:: Exercise materials ::
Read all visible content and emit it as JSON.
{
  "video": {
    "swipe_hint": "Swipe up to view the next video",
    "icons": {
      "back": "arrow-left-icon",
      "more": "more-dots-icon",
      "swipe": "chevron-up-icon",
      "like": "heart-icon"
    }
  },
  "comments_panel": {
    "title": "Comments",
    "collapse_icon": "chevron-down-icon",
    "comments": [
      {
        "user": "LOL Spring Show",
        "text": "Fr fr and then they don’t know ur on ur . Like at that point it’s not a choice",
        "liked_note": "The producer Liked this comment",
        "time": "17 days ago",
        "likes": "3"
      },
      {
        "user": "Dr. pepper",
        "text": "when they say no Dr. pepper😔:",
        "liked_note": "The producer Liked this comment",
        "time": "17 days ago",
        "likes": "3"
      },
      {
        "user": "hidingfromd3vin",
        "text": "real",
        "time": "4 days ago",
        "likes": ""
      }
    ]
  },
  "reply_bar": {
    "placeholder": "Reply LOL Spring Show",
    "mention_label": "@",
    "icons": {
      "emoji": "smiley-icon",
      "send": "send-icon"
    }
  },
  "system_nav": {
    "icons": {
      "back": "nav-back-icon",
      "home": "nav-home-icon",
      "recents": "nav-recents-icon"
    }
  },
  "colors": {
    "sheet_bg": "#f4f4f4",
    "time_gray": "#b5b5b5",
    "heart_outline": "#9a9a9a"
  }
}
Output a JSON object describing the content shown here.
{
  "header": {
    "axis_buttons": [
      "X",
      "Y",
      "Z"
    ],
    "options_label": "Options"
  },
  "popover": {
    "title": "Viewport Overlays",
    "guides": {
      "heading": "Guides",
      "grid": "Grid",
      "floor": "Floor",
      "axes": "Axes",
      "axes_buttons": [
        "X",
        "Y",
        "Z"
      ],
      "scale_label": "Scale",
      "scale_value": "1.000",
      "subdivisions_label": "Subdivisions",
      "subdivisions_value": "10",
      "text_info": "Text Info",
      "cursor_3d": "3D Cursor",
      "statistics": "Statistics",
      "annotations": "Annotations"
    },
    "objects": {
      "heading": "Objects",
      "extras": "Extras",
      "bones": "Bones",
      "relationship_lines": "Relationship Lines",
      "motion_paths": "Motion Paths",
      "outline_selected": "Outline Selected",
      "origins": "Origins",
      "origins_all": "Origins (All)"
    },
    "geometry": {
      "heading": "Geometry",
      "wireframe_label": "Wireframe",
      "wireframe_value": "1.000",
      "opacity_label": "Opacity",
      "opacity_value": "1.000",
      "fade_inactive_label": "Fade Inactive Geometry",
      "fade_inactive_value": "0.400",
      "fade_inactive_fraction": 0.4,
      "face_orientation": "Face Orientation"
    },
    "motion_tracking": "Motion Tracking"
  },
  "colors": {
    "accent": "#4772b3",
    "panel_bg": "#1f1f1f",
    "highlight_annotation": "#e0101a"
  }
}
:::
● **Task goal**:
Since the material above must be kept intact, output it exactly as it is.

● **Answer to this problem**:
Read all visible content and emit it as JSON.
{
  "video": {
    "swipe_hint": "Swipe up to view the next video",
    "icons": {
      "back": "arrow-left-icon",
      "more": "more-dots-icon",
      "swipe": "chevron-up-icon",
      "like": "heart-icon"
    }
  },
  "comments_panel": {
    "title": "Comments",
    "collapse_icon": "chevron-down-icon",
    "comments": [
      {
        "user": "LOL Spring Show",
        "text": "Fr fr and then they don’t know ur on ur . Like at that point it’s not a choice",
        "liked_note": "The producer Liked this comment",
        "time": "17 days ago",
        "likes": "3"
      },
      {
        "user": "Dr. pepper",
        "text": "when they say no Dr. pepper😔:",
        "liked_note": "The producer Liked this comment",
        "time": "17 days ago",
        "likes": "3"
      },
      {
        "user": "hidingfromd3vin",
        "text": "real",
        "time": "4 days ago",
        "likes": ""
      }
    ]
  },
  "reply_bar": {
    "placeholder": "Reply LOL Spring Show",
    "mention_label": "@",
    "icons": {
      "emoji": "smiley-icon",
      "send": "send-icon"
    }
  },
  "system_nav": {
    "icons": {
      "back": "nav-back-icon",
      "home": "nav-home-icon",
      "recents": "nav-recents-icon"
    }
  },
  "colors": {
    "sheet_bg": "#f4f4f4",
    "time_gray": "#b5b5b5",
    "heart_outline": "#9a9a9a"
  }
}
Output a JSON object describing the content shown here.
{
  "header": {
    "axis_buttons": [
      "X",
      "Y",
      "Z"
    ],
    "options_label": "Options"
  },
  "popover": {
    "title": "Viewport Overlays",
    "guides": {
      "heading": "Guides",
      "grid": "Grid",
      "floor": "Floor",
      "axes": "Axes",
      "axes_buttons": [
        "X",
        "Y",
        "Z"
      ],
      "scale_label": "Scale",
      "scale_value": "1.000",
      "subdivisions_label": "Subdivisions",
      "subdivisions_value": "10",
      "text_info": "Text Info",
      "cursor_3d": "3D Cursor",
      "statistics": "Statistics",
      "annotations": "Annotations"
    },
    "objects": {
      "heading": "Objects",
      "extras": "Extras",
      "bones": "Bones",
      "relationship_lines": "Relationship Lines",
      "motion_paths": "Motion Paths",
      "outline_selected": "Outline Selected",
      "origins": "Origins",
      "origins_all": "Origins (All)"
    },
    "geometry": {
      "heading": "Geometry",
      "wireframe_label": "Wireframe",
      "wireframe_value": "1.000",
      "opacity_label": "Opacity",
      "opacity_value": "1.000",
      "fade_inactive_label": "Fade Inactive Geometry",
      "fade_inactive_value": "0.400",
      "fade_inactive_fraction": 0.4,
      "face_orientation": "Face Orientation"
    },
    "motion_tracking": "Motion Tracking"
  },
  "colors": {
    "accent": "#4772b3",
    "panel_bg": "#1f1f1f",
    "highlight_annotation": "#e0101a"
  }
}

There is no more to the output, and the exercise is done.